PROBLEM –
Please print every line of the listing, unchanged.

DATA FOR THE TASK –
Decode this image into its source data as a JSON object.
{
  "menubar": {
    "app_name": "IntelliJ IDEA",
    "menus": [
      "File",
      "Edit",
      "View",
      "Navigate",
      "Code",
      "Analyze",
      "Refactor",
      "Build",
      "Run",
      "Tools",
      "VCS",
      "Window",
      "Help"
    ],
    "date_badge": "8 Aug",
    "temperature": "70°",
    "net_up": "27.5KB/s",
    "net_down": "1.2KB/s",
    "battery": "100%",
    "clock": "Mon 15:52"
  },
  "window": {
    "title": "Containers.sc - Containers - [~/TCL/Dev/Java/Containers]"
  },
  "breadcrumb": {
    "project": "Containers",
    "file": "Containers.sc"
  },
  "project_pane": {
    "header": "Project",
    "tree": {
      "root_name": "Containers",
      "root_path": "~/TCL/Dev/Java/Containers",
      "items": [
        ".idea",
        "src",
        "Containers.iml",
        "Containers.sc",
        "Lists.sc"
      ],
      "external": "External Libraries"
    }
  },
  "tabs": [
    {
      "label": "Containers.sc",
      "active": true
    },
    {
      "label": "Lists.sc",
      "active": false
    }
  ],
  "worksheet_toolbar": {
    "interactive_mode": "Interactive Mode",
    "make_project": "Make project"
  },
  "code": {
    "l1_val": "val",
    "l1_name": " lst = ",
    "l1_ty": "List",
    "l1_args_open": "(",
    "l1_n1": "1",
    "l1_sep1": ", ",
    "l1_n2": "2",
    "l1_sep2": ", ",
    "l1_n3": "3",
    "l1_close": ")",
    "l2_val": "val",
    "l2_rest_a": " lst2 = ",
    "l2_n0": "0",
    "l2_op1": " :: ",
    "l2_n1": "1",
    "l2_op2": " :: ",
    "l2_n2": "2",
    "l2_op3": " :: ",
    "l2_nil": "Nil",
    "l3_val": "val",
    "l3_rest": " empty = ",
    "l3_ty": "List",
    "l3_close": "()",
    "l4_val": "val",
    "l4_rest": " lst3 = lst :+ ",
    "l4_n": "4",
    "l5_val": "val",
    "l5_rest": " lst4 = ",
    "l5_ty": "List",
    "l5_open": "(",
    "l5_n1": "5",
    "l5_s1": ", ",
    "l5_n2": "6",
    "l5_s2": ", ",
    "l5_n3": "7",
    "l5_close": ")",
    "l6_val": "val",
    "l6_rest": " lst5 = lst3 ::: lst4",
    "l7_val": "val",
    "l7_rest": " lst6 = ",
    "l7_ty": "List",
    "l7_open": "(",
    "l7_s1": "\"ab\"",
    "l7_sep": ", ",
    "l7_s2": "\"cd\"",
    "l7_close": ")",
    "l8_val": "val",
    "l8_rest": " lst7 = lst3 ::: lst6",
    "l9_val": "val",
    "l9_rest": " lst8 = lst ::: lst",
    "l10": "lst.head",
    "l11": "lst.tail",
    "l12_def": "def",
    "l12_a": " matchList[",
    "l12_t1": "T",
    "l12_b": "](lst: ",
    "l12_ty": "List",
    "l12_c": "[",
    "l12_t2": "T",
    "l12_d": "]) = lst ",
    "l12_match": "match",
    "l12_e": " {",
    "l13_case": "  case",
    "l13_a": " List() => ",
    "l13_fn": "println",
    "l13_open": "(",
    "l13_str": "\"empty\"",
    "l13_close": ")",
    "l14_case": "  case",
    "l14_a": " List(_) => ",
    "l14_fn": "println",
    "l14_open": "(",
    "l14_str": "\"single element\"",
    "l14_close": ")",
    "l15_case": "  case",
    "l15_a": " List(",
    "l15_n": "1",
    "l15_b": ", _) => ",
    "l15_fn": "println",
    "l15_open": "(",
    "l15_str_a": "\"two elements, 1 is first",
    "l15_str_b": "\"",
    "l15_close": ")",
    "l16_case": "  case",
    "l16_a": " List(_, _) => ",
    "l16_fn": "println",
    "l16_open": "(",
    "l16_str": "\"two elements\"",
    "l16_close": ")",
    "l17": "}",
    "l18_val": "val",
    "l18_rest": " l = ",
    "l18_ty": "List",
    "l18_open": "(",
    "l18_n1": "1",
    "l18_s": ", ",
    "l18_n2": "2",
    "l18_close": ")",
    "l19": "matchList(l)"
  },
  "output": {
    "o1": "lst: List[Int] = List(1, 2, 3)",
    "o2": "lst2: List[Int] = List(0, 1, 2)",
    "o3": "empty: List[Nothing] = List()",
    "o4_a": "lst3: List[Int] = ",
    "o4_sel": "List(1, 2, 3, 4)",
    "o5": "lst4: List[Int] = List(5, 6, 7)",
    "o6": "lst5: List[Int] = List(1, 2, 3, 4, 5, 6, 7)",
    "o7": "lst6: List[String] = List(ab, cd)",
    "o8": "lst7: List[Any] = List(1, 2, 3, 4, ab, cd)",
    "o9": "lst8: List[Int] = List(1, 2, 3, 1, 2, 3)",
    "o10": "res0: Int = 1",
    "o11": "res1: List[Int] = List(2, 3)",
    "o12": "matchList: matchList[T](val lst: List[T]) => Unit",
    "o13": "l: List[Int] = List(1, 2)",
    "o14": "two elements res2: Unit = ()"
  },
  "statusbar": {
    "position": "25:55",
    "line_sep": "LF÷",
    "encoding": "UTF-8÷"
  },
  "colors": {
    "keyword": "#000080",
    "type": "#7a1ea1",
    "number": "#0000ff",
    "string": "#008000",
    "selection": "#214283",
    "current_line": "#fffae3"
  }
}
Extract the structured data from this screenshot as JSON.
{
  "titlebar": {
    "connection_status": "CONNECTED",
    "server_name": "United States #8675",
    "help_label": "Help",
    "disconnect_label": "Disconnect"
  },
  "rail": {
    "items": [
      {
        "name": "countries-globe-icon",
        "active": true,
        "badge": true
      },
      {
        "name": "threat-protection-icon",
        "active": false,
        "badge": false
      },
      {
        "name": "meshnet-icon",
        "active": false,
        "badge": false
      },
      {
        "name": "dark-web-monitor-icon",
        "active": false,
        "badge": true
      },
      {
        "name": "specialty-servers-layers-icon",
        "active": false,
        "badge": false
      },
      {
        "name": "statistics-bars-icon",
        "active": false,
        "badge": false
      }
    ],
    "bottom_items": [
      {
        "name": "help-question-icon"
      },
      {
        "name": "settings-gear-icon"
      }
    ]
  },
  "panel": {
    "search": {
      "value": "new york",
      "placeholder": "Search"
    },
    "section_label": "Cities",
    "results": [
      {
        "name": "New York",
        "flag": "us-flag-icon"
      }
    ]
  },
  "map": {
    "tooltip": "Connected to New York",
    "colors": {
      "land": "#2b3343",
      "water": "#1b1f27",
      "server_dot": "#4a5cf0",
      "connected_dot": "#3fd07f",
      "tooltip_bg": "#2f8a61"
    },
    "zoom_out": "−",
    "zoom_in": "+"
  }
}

YOUR SOLUTION –
Decode this image into its source data as a JSON object.
{
  "menubar": {
    "app_name": "IntelliJ IDEA",
    "menus": [
      "File",
      "Edit",
      "View",
      "Navigate",
      "Code",
      "Analyze",
      "Refactor",
      "Build",
      "Run",
      "Tools",
      "VCS",
      "Window",
      "Help"
    ],
    "date_badge": "8 Aug",
    "temperature": "70°",
    "net_up": "27.5KB/s",
    "net_down": "1.2KB/s",
    "battery": "100%",
    "clock": "Mon 15:52"
  },
  "window": {
    "title": "Containers.sc - Containers - [~/TCL/Dev/Java/Containers]"
  },
  "breadcrumb": {
    "project": "Containers",
    "file": "Containers.sc"
  },
  "project_pane": {
    "header": "Project",
    "tree": {
      "root_name": "Containers",
      "root_path": "~/TCL/Dev/Java/Containers",
      "items": [
        ".idea",
        "src",
        "Containers.iml",
        "Containers.sc",
        "Lists.sc"
      ],
      "external": "External Libraries"
    }
  },
  "tabs": [
    {
      "label": "Containers.sc",
      "active": true
    },
    {
      "label": "Lists.sc",
      "active": false
    }
  ],
  "worksheet_toolbar": {
    "interactive_mode": "Interactive Mode",
    "make_project": "Make project"
  },
  "code": {
    "l1_val": "val",
    "l1_name": " lst = ",
    "l1_ty": "List",
    "l1_args_open": "(",
    "l1_n1": "1",
    "l1_sep1": ", ",
    "l1_n2": "2",
    "l1_sep2": ", ",
    "l1_n3": "3",
    "l1_close": ")",
    "l2_val": "val",
    "l2_rest_a": " lst2 = ",
    "l2_n0": "0",
    "l2_op1": " :: ",
    "l2_n1": "1",
    "l2_op2": " :: ",
    "l2_n2": "2",
    "l2_op3": " :: ",
    "l2_nil": "Nil",
    "l3_val": "val",
    "l3_rest": " empty = ",
    "l3_ty": "List",
    "l3_close": "()",
    "l4_val": "val",
    "l4_rest": " lst3 = lst :+ ",
    "l4_n": "4",
    "l5_val": "val",
    "l5_rest": " lst4 = ",
    "l5_ty": "List",
    "l5_open": "(",
    "l5_n1": "5",
    "l5_s1": ", ",
    "l5_n2": "6",
    "l5_s2": ", ",
    "l5_n3": "7",
    "l5_close": ")",
    "l6_val": "val",
    "l6_rest": " lst5 = lst3 ::: lst4",
    "l7_val": "val",
    "l7_rest": " lst6 = ",
    "l7_ty": "List",
    "l7_open": "(",
    "l7_s1": "\"ab\"",
    "l7_sep": ", ",
    "l7_s2": "\"cd\"",
    "l7_close": ")",
    "l8_val": "val",
    "l8_rest": " lst7 = lst3 ::: lst6",
    "l9_val": "val",
    "l9_rest": " lst8 = lst ::: lst",
    "l10": "lst.head",
    "l11": "lst.tail",
    "l12_def": "def",
    "l12_a": " matchList[",
    "l12_t1": "T",
    "l12_b": "](lst: ",
    "l12_ty": "List",
    "l12_c": "[",
    "l12_t2": "T",
    "l12_d": "]) = lst ",
    "l12_match": "match",
    "l12_e": " {",
    "l13_case": "  case",
    "l13_a": " List() => ",
    "l13_fn": "println",
    "l13_open": "(",
    "l13_str": "\"empty\"",
    "l13_close": ")",
    "l14_case": "  case",
    "l14_a": " List(_) => ",
    "l14_fn": "println",
    "l14_open": "(",
    "l14_str": "\"single element\"",
    "l14_close": ")",
    "l15_case": "  case",
    "l15_a": " List(",
    "l15_n": "1",
    "l15_b": ", _) => ",
    "l15_fn": "println",
    "l15_open": "(",
    "l15_str_a": "\"two elements, 1 is first",
    "l15_str_b": "\"",
    "l15_close": ")",
    "l16_case": "  case",
    "l16_a": " List(_, _) => ",
    "l16_fn": "println",
    "l16_open": "(",
    "l16_str": "\"two elements\"",
    "l16_close": ")",
    "l17": "}",
    "l18_val": "val",
    "l18_rest": " l = ",
    "l18_ty": "List",
    "l18_open": "(",
    "l18_n1": "1",
    "l18_s": ", ",
    "l18_n2": "2",
    "l18_close": ")",
    "l19": "matchList(l)"
  },
  "output": {
    "o1": "lst: List[Int] = List(1, 2, 3)",
    "o2": "lst2: List[Int] = List(0, 1, 2)",
    "o3": "empty: List[Nothing] = List()",
    "o4_a": "lst3: List[Int] = ",
    "o4_sel": "List(1, 2, 3, 4)",
    "o5": "lst4: List[Int] = List(5, 6, 7)",
    "o6": "lst5: List[Int] = List(1, 2, 3, 4, 5, 6, 7)",
    "o7": "lst6: List[String] = List(ab, cd)",
    "o8": "lst7: List[Any] = List(1, 2, 3, 4, ab, cd)",
    "o9": "lst8: List[Int] = List(1, 2, 3, 1, 2, 3)",
    "o10": "res0: Int = 1",
    "o11": "res1: List[Int] = List(2, 3)",
    "o12": "matchList: matchList[T](val lst: List[T]) => Unit",
    "o13": "l: List[Int] = List(1, 2)",
    "o14": "two elements res2: Unit = ()"
  },
  "statusbar": {
    "position": "25:55",
    "line_sep": "LF÷",
    "encoding": "UTF-8÷"
  },
  "colors": {
    "keyword": "#000080",
    "type": "#7a1ea1",
    "number": "#0000ff",
    "string": "#008000",
    "selection": "#214283",
    "current_line": "#fffae3"
  }
}
Extract the structured data from this screenshot as JSON.
{
  "titlebar": {
    "connection_status": "CONNECTED",
    "server_name": "United States #8675",
    "help_label": "Help",
    "disconnect_label": "Disconnect"
  },
  "rail": {
    "items": [
      {
        "name": "countries-globe-icon",
        "active": true,
        "badge": true
      },
      {
        "name": "threat-protection-icon",
        "active": false,
        "badge": false
      },
      {
        "name": "meshnet-icon",
        "active": false,
        "badge": false
      },
      {
        "name": "dark-web-monitor-icon",
        "active": false,
        "badge": true
      },
      {
        "name": "specialty-servers-layers-icon",
        "active": false,
        "badge": false
      },
      {
        "name": "statistics-bars-icon",
        "active": false,
        "badge": false
      }
    ],
    "bottom_items": [
      {
        "name": "help-question-icon"
      },
      {
        "name": "settings-gear-icon"
      }
    ]
  },
  "panel": {
    "search": {
      "value": "new york",
      "placeholder": "Search"
    },
    "section_label": "Cities",
    "results": [
      {
        "name": "New York",
        "flag": "us-flag-icon"
      }
    ]
  },
  "map": {
    "tooltip": "Connected to New York",
    "colors": {
      "land": "#2b3343",
      "water": "#1b1f27",
      "server_dot": "#4a5cf0",
      "connected_dot": "#3fd07f",
      "tooltip_bg": "#2f8a61"
    },
    "zoom_out": "−",
    "zoom_in": "+"
  }
}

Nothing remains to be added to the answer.